→ DIRECTIONS FOR THIS TASK
For every line below that includes the word "user", add one; report the final number and nothing else.

-------- INPUT RECORDS --------

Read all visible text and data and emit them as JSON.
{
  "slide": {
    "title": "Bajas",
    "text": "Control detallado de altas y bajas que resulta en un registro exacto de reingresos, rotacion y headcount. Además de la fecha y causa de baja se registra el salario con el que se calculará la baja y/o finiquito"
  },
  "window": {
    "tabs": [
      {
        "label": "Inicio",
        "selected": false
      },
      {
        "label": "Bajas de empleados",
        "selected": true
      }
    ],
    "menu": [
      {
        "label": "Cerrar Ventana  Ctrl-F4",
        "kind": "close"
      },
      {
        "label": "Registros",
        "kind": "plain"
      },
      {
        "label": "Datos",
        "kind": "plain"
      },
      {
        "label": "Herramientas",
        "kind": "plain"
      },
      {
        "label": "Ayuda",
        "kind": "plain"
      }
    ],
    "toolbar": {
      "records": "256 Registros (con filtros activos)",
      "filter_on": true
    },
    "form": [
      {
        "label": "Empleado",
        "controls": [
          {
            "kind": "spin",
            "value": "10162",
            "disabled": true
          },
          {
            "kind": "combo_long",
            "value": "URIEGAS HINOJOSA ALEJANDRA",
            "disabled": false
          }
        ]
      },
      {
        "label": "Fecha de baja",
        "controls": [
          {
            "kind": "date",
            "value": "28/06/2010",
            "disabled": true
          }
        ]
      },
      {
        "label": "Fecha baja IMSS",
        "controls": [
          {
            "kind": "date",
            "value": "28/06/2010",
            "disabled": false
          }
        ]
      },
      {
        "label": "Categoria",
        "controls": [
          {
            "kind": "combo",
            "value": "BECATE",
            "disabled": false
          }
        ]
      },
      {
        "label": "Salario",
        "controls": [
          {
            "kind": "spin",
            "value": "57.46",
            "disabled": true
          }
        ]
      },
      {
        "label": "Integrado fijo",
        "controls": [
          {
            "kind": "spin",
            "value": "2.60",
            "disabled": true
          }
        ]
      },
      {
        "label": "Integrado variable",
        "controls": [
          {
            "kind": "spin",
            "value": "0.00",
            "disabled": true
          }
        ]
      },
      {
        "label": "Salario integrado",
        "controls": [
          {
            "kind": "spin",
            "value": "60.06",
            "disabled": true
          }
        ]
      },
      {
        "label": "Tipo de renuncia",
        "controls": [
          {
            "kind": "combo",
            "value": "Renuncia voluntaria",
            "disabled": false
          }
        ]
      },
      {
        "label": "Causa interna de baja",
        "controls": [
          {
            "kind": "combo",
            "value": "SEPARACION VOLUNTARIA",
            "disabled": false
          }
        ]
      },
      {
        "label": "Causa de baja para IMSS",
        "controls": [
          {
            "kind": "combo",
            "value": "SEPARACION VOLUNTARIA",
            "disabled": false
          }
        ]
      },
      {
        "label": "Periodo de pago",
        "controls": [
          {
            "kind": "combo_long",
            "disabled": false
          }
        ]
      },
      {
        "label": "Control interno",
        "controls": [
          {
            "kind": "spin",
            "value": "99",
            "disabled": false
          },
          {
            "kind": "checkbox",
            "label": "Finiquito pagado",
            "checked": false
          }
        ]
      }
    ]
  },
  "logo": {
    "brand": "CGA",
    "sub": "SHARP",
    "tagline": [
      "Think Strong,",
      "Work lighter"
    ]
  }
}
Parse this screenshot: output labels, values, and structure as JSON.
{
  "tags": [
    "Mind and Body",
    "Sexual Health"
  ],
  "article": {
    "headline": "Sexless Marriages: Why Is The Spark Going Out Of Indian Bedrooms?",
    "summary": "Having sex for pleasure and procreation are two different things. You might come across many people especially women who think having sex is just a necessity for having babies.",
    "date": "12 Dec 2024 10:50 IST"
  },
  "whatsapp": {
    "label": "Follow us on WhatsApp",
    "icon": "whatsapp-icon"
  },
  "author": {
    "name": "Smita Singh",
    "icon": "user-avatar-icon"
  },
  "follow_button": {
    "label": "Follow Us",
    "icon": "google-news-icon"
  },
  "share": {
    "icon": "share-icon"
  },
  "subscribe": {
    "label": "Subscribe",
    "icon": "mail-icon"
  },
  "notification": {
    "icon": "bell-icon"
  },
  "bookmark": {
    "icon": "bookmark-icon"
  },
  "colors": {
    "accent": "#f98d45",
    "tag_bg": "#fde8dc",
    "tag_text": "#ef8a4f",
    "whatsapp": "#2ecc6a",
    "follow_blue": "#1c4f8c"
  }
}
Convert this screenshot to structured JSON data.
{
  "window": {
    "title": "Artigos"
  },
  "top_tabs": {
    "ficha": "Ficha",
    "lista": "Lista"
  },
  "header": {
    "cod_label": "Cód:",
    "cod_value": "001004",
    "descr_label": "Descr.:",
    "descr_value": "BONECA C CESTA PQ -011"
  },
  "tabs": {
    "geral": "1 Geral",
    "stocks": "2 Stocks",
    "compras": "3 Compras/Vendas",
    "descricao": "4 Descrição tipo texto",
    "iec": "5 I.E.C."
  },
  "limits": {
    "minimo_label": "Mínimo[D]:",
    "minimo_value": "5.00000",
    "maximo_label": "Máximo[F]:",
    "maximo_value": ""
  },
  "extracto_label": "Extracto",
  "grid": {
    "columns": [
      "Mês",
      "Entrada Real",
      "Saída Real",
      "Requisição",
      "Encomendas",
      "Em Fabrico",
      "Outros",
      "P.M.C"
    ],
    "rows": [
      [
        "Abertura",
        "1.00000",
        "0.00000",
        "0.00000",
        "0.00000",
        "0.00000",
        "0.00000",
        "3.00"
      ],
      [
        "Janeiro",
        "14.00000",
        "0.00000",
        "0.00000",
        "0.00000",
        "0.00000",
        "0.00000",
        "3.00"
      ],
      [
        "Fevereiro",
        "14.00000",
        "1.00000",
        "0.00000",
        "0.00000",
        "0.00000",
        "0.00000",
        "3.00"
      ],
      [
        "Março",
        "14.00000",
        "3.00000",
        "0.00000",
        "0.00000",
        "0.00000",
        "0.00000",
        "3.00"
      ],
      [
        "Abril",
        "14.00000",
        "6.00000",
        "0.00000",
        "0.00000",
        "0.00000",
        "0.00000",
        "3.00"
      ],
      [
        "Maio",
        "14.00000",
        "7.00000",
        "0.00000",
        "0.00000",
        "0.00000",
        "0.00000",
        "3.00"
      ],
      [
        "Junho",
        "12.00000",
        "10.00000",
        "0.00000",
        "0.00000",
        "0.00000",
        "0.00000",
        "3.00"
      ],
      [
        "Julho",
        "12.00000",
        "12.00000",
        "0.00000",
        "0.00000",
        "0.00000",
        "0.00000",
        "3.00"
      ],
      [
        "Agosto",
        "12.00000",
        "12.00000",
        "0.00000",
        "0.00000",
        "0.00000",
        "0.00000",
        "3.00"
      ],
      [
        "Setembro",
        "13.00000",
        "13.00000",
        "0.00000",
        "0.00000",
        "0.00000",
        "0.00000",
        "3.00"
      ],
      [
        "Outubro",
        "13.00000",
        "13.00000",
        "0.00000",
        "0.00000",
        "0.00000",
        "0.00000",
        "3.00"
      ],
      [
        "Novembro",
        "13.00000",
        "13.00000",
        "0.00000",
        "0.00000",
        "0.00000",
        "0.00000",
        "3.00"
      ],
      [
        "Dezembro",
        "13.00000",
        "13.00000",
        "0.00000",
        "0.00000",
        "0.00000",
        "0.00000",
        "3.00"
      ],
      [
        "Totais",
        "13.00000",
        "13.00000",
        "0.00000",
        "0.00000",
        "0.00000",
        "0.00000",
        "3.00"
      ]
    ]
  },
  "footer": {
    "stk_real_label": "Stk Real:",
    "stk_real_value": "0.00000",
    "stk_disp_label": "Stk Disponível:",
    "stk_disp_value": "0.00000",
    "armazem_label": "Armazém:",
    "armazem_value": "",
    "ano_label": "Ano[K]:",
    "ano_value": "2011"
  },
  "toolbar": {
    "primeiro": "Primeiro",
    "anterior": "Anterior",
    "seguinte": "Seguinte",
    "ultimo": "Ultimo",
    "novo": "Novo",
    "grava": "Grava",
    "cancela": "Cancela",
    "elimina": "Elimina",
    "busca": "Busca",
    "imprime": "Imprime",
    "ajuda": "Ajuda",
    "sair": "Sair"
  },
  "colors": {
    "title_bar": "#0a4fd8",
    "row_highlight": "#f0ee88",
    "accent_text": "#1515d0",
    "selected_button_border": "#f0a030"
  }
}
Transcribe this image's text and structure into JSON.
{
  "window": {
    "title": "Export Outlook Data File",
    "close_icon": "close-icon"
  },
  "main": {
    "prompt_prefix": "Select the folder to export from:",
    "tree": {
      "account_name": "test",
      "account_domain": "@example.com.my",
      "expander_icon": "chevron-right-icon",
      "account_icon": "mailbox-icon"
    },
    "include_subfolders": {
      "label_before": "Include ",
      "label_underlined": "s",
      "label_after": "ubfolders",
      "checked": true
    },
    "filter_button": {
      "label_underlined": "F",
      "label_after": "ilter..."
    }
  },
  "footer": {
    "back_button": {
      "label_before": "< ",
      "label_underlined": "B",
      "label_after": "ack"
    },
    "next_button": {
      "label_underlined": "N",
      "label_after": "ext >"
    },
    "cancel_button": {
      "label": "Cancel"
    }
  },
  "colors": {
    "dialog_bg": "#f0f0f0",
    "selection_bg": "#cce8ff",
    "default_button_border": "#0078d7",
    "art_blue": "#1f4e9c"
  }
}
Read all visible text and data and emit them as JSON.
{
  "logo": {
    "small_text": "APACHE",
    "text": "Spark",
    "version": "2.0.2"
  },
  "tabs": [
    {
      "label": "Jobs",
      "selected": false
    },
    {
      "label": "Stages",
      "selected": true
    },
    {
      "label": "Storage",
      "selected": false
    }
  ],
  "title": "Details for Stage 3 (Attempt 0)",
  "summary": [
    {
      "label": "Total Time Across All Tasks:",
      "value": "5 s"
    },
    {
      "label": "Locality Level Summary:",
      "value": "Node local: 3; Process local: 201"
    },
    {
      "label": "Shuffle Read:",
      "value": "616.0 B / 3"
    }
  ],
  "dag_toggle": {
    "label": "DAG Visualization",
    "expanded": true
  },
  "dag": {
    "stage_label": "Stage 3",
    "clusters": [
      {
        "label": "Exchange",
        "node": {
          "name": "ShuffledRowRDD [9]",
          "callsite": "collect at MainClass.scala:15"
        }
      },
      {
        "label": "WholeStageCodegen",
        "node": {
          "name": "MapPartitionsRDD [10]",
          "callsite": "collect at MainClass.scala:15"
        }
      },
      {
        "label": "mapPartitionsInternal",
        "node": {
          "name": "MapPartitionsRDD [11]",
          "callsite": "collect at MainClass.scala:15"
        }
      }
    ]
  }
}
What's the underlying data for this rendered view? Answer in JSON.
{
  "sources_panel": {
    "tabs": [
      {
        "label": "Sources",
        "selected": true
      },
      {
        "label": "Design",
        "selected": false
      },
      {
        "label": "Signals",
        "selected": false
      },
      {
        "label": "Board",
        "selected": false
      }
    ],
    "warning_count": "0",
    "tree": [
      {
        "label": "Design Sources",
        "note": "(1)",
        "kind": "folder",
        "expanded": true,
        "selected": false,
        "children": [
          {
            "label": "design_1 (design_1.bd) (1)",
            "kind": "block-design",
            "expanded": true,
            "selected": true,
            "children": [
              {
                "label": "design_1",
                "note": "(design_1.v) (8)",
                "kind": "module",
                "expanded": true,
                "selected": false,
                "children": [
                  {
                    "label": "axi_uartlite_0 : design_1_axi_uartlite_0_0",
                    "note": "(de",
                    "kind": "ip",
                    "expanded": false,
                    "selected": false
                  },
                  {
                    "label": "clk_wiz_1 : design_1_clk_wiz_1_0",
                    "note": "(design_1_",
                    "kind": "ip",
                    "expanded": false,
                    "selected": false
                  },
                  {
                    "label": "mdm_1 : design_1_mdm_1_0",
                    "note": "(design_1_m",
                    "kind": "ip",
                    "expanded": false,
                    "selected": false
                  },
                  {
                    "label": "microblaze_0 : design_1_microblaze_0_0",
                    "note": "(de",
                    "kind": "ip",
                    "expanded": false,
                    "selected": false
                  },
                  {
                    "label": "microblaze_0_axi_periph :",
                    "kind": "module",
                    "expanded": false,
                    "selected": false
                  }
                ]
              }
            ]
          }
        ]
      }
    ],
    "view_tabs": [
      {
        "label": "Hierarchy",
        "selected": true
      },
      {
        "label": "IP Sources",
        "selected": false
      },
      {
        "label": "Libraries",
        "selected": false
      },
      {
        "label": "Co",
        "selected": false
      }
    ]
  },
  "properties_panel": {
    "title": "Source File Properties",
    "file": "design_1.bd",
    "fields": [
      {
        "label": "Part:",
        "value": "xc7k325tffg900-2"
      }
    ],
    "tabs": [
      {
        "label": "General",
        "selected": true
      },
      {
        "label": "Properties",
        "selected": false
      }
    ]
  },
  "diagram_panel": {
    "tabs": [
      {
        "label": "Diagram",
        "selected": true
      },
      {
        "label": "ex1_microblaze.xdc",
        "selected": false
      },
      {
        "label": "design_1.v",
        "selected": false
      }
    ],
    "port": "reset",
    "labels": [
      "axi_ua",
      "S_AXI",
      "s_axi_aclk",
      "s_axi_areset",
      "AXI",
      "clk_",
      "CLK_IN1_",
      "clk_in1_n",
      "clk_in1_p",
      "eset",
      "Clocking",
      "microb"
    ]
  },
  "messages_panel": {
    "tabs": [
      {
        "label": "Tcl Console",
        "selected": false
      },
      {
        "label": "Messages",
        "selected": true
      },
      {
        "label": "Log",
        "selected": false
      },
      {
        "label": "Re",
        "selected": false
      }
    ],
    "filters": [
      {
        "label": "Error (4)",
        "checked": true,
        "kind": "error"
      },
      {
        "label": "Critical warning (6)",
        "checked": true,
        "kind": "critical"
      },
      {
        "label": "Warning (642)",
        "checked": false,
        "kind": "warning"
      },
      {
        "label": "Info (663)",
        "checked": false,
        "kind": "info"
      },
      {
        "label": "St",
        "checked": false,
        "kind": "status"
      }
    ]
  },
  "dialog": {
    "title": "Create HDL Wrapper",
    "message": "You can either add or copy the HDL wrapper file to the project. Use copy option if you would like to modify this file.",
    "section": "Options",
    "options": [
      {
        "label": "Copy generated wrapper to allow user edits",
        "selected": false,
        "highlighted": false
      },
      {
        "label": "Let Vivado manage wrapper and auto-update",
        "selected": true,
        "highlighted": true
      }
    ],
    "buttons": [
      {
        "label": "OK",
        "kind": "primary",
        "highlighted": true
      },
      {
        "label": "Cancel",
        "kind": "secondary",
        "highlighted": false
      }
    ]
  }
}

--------

→ THE ANSWER
2